As well, when opportunities arise – take them. Talk about the things you see, the implications of choices, where babies come from, etc.. If you hear your kid say something inappropriate that relates to sex (because they will, they’ll hear something and not understand and then repeat it), don’t just tell them never to say it again. Tell them what it means and why they shouldn’t.
Now, you can get a book, sit them down, and teach them like a school subject. There are likely some excellent resources for that method, but the organic approach is far better and more effective. It also creates a relationship where communication about anything is easier without a formal framework.
And yes, both parents should do this, but they don’t have to be present when you do it. Again, let it happen organically. Now, if you’ve already shut down your kids – well, you have to figure out how to start again, and that will be awkward. I haven’t read any books on talking to kids about sex, so I don’t have a recommendation, I’m afraid. But I just posted the question on social media about resources and got some suggestions. You can check them out on Facebook, Instagram and X (formerly Twitter) to see people’s responses.
Lastly, the sad thing is – if you don’t teach them, someone will. It’s not that they’re not going to learn about sex. They will. It’s what they’re going to learn about sex that’s the question. If you don’t teach them, they will learn that the only thing to worry about with sex is consent. Besides that, it doesn’t matter who, what, where or when they’re doing something. Your first conversation about sex should not be, “Hey, Mom and Dad, I’m pregnant / I got a girl pregnant.”
Question 6 – Wife caught me watching porn
My wife caught me watching porn and masturbating. She feels this is a sign to split our marriage. She feels I cheated on her. I swear I would never be with another woman, but her eyes tell her differently. What do I do? I do love her with all my being.
You did cheat on her. You promised sexual fidelity, and then you broke that promise. Frankly, she has every right to leave. I’m not saying she should or that it would be a good choice, but she could, and she would not be in the wrong – you are.
What do you do? Well, that depends on your views. It doesn’t sound like you’re remorseful at all. So, you’ve cheated and don’t have any regret – you just feel she’s overreacting. That is a large gap to bridge.
But you say you love her with all your being. So, do you love her enough to give up porn and masturbation?
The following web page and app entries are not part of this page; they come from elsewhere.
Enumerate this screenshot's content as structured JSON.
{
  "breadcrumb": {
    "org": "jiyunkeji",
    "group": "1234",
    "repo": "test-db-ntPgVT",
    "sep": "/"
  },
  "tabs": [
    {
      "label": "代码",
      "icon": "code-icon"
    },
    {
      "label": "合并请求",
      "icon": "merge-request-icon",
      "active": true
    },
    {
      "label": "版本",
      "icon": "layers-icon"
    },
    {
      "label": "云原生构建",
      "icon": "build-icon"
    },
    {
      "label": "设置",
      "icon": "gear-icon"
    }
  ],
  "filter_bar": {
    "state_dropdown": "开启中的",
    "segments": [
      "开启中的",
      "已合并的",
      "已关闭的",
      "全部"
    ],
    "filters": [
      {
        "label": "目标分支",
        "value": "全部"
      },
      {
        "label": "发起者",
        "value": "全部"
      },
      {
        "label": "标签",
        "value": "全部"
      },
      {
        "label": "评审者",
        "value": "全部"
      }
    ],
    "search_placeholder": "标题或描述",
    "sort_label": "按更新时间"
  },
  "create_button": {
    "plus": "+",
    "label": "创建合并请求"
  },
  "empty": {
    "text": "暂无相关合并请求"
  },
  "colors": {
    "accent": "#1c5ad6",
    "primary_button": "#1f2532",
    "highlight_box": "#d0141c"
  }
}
From the sounds of it, that may be what you have to do.
Question 7 – Is masturbation without porn a sin?
Hi. I’m new to your platform. I do have several questions, though. My wife and I have been separated for at least three years now.
To be honest, I still love her. However, during the separation period, I’ve experienced several bouts of urges to relieve myself through self-pleasuring. Is masturbation without porn and lusting or thinking about anyone specifically but my wife considered an act of sin before God? Please help, and thank you so much for your time.
I believe that solo masturbation is sex, and sex should be a shared activity with your spouse. That’s it. It doesn’t become more or less sinful if there’s no porn, lusting, etc. I think it becomes more harmful to yourself and your relationship with those things added, but there aren’t degrees of sin.
If you want to read my reasoning or argue with it, you can do so in my post Why masturbation is a problem whether you’re married or single.
And that’s it for today. If you have a question of your own, you can ask it on our anonymous have a question page. If you’d like to help support us and gain access to the supporters forum, you can do so here.